We can still act as a neutral party and maybe we should ensuring there's fairness and equal opportunity for all participants to voice their concerns and collaborate on finding those solutions. By being that guide, that mentor, leaders can actually help create a sense of understanding, compromise, and mutual respect among team members.

And being neutral can actually create a more comfortable environment that we might be a little bit okay entering. Lastly, cheer on and promote a problem solving mindset, not a win lose mentality. Emphasize the importance of finding common ground and seeking solutions that benefit. Everybody involved encourage individuals to focus on the underlying issues and interest rather than any personal attacks.

I love the idea of that. It's not us versus them. It's us versus the problem. And this is an example of that. This shifts the focus from blame to resolution to which fosters a collaborative environment that values things like compromise and constructive outcomes. Now, collaboration, compromise. And constructive.

Those are way more positive and appealing words than conflict. Sorry, but to be a leader, we have to lead. And sometimes that calls for some uncomfortableness. Now, these examples hopefully minimize that fear of conflict and help us take steps to address problems in conflict. If we don't get good at getting in there and helping to resolve bad leadership, then that bad behavior is basically being condoned through inaction, lack of conversation or discussion.

Embracing conflict, like I've illustrated, it actually has a bonus to it. It models the behavior of good leadership. If others see us figuring this out, open communication, collaborative, uh, constructive, well, it actually models good behavior, good leadership, that everybody wants around them. So conflict, it could very well be our new best friend.

This raw note was originally published on June 8th, 2023, and that will do it. That will wrap up another raw note episode of relationships at work. The leadership mindset guide to creating a workplace we love. I'm your host, Russel Lolacher. Thank you so much for listening. I've gotten so much positive feedback lately about the show and how it's helping others on their leadership journey.

I love it. And, and please keep letting me know, but I'll also ask that if you think it's, it's valuable and it will really help others. Please share it in an email or a text or in a conversation you may be having with another leader, an emerging leader, anyone that's in their leadership journey, I think can benefit from some of the topics we've covered and some of the amazing experts we've talked to.

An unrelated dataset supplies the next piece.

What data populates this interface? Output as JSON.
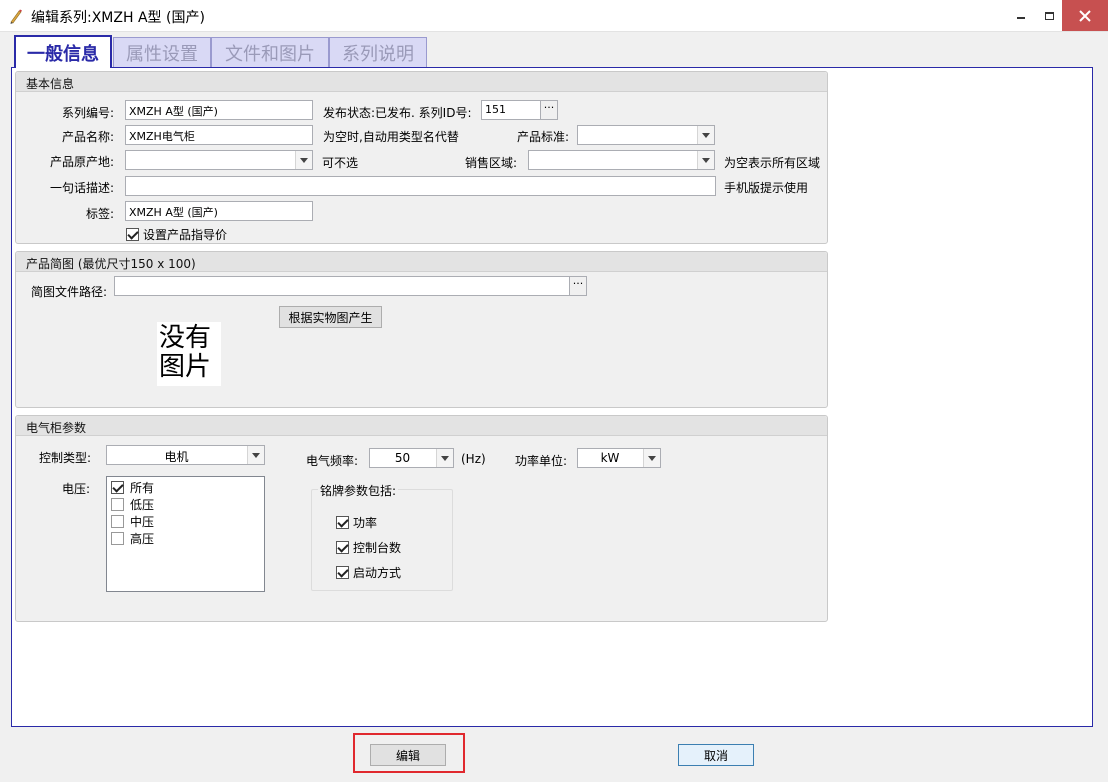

So yeah, please spread the word. Really appreciate it. It helps the show grow. Take care.